Madam C.J. Walker’s story is one of the greatest and most inspiring in American history. Once considered the wealthiest Black Woman in the country, her tale is finally headed to Hollywood later this year. The mini series will surely draw added interest and attention to Walkers real life mansion and estate in NY. Currently the building isn’t open to the public, but thanks to Google you can still get a glimpse at the incredible building that Madame Walker once called home.
Walker became one of the wealthiest women in America after creating a line of cosmetic products for African-Americans. That remarkable wealth led to the construction of her own 34-room Italian villa in Irvington, New York. Construction of the Italian villa set the cosmetic mogul back $250,000, or approximately $5.8 million in today economy. The stunning home is also notable because it was designed by New York’s first African-American architect, Vertner Tandy.
Villa Lewaro initially functioned as a summer home for the self-made millionaire from 1918 to 1919. And later became the meeting place for Langston Hughes, W.E.B. Dubois and others intellectuals involved in the Harlem Renaissance. Unfortunately, Walker’s use of the property was short lived. She passed away shortly after its completion. Her daughter, Leila Walker Robinson, held onto the property until 1931 when she also passed away. The name of the estate, Lewaro, was creatively inspired by the first two letters of Leila’a first, middle and last name: Le-Wa-Ro.
Ownership of the villa has transferred hands many times over the past century. Most recently, it was acquired by the New Voices Foundation, which was founded by Richelieu Dennis, the owner of Essence magazine.
There are plans to morph the property into a museum or possible think tank for Black female entrepreneurs. And while the home is not open to the public, you can tour the decadent mansion online. As for the Netflix biopic, the four-part mini-series debuts this spring and stars Octavia Spencer (pictured above) as the business mogul.
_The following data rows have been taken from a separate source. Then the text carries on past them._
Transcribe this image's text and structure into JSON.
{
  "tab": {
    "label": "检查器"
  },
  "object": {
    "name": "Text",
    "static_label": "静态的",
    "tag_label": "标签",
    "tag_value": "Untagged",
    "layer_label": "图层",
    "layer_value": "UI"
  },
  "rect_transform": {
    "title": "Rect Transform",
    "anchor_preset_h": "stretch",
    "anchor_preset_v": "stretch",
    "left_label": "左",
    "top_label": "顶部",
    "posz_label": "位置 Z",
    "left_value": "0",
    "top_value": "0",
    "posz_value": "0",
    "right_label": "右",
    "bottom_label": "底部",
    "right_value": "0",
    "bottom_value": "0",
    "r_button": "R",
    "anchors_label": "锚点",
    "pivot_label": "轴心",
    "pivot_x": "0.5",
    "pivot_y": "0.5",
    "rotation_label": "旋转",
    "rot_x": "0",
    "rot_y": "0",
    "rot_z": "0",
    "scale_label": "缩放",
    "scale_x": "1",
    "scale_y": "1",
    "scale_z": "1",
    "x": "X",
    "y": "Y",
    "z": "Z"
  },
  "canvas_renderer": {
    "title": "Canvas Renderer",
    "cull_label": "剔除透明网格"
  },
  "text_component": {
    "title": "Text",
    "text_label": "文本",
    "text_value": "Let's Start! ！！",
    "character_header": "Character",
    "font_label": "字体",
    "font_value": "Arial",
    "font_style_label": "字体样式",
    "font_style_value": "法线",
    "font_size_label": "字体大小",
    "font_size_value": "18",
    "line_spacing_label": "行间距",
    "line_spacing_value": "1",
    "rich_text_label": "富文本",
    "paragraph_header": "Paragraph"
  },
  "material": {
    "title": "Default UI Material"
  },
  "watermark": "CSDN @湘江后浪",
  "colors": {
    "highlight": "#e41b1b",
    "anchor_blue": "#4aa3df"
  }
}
Eric has revolved in and out of passport controls for over 20 years. From his first archaeological field school in Belize to rural villages in Ethiopia and Buddhist temples in Laos, Eric has come smile to smile with all walks of life. A writer, photographer and entrepreneur, the LA native believes the power of connectivity and community is enriched through travel.